Political scientists and reverse engineers often search for this bias in the aftermath of a disaster. From the Cuban Missile Crisis to the Space Shuttle Challenger disaster, we can see with 20/20 vision how our modern world still struggles with age-old warnings about not wanting to be the naysayer on the team. Without naysayers, how will we keep ourselves in check? Remember the fable of the Emperor’s New Clothes? The crowd applauds as the emperor parades through the streets with nothing on. It isn’t until a young child points out the obvious that the crowd finally recognizes or admits the truth. This group mentality even has some darker tones in George Orwell’s Nineteen Eighty-Four. It is simply the paradox of knowing the path of the herd can be the plague and still assigning it as the cure. 

Solution to Bandwagon Bias

As much as we fear disagreement in the workplace, our diverse opinions can actually be the nutrients to keep the business alive. They also keep any single opinion from dominating prematurely. It is similar to what Alexander Hamilton and James Madison wanted when they penned Federalist Papers 10 and 51. Not only do these papers give us the Separation of Powers maxim, they also portray factions (groups divided by opinion or cause) as beneficial. Remember playing King of the Hill? It was nice to be King, but when you weren’t, you didn’t want to charge the hill alone. Does your team have a “King of the Hill” whose opinions or ideas are never questioned? Are you that king? Factions, or various opinions, may be irritating at first glance, but at least they can also serve to stabilize the organization. 

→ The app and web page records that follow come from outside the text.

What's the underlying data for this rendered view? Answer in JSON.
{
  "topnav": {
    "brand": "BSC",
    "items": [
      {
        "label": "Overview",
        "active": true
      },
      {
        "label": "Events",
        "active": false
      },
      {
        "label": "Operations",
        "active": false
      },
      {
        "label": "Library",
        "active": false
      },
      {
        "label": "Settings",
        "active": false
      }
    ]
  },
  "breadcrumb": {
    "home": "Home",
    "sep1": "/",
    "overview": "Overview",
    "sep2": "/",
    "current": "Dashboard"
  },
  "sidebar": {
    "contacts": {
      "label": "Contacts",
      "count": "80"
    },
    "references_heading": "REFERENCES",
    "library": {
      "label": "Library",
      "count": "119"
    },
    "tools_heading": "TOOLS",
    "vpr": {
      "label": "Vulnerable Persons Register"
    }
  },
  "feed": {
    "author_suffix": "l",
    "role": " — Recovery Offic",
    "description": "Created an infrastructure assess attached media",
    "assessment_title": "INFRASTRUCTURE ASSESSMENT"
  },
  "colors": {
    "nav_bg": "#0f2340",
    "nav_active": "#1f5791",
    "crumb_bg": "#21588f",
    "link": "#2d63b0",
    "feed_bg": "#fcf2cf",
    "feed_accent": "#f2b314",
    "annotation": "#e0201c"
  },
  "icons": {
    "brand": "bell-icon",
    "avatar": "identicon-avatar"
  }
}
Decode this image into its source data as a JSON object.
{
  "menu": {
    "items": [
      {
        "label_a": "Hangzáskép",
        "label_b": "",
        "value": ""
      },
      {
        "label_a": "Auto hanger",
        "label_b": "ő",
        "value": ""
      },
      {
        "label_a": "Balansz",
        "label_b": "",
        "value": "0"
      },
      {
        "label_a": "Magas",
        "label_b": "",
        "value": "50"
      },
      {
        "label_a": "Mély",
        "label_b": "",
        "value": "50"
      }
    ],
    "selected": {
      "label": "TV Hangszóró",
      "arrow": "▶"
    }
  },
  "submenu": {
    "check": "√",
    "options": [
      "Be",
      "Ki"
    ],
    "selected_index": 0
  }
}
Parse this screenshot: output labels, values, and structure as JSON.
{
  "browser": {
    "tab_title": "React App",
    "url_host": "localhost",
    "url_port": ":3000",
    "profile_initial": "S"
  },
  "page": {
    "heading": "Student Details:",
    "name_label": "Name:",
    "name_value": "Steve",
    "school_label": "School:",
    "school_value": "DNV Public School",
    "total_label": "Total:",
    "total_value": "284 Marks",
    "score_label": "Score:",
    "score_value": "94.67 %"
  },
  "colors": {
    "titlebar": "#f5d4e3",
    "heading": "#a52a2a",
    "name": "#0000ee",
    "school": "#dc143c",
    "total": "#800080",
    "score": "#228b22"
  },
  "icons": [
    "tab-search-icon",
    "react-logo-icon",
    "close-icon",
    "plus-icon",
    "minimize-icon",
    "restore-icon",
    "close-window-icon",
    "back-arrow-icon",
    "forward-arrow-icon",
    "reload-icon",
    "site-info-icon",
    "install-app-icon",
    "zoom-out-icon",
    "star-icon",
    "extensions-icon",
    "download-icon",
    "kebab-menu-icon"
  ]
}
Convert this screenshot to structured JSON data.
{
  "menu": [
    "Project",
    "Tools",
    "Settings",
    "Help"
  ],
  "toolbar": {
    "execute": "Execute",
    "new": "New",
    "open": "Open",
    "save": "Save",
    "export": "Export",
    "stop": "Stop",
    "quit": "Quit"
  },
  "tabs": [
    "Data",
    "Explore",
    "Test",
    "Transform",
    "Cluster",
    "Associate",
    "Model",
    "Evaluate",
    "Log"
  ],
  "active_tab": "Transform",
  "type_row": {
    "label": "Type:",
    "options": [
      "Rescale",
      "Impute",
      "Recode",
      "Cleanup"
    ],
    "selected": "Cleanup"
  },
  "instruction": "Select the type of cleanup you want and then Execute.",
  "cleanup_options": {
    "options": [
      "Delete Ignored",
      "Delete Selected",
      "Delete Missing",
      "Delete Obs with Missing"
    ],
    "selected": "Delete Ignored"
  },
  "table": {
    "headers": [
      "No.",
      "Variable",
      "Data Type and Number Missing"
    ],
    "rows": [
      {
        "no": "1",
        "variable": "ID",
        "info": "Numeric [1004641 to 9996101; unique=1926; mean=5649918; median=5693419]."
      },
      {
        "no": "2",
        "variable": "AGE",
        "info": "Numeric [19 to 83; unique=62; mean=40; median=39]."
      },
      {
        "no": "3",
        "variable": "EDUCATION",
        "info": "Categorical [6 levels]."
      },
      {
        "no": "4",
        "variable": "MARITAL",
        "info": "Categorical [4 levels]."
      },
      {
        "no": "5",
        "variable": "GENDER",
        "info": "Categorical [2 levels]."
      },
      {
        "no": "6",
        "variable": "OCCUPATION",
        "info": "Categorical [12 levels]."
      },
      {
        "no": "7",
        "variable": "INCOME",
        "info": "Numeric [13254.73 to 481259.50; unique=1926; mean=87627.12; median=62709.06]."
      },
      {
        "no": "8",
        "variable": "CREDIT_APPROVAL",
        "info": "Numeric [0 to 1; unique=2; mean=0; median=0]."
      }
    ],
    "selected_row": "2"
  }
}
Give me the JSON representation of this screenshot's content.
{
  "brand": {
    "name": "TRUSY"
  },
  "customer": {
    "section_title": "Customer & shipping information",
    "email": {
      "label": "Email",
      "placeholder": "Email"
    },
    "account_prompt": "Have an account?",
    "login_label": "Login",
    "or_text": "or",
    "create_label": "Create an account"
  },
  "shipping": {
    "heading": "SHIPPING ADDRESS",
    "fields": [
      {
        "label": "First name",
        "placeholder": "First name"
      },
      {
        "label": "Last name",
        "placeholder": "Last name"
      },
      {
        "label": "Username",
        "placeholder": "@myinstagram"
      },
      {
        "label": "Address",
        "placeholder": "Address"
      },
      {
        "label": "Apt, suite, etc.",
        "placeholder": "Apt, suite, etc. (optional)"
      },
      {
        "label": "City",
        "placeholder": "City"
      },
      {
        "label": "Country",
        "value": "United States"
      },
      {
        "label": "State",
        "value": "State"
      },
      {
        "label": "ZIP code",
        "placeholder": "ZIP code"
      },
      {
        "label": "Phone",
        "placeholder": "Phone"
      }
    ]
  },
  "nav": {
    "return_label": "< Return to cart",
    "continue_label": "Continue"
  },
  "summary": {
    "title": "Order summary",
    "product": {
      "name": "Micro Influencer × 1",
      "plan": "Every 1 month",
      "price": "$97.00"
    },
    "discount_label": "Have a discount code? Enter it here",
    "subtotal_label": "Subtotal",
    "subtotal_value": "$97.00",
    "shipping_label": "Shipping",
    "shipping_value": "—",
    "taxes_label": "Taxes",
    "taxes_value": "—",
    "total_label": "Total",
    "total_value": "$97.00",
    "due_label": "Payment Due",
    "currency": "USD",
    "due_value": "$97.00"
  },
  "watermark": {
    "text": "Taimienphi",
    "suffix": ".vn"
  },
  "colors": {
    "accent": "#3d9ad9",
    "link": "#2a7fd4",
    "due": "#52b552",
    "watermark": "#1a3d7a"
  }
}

In the workplace, management should consider this solution by design. Most of us are familiar with Brainstorming, and we realize how tempting it is to shoot down an idea at the first hint of its failure. I have seen teams do pretty well at withholding judgement during the brainstorming stage of a meeting, up until the King of the Hill (i.e. the manager) begins to fall into that pit. 

The many ideas of the team are essential to be voiced without prejudice. Even if managers have a vision of the direction the team should go, giving team members a chance to chime in is vital to their sense of value. “Liberty is to faction what air is to fire” Madison says regarding whether to allow the masses to voice their opinions (The Federalist Papers, No 10). In today’s world, our nation is so vastly diverse, that Madison’s favored design might be more applicable in organizations than in countries. 

Larger teams may worry about time-consuming meetings where everyone has a say. Perhaps temporarily dividing teams for a particular project is more helpful. Two or more workgroups can be presented with the exact same problem for discussion and resolution. Different solutions or even solutions that seem to contradict each other is not necessarily a bad thing. These factions must acknowledge one another as being valid and intentionally formed for the very purpose of pitting one potential bias against another. 

In the end, one solution must prevail–even if it is a compromise or a combination of the multiple ideas. Regardless, the chance to share voices ensures a better harmony in your workplace.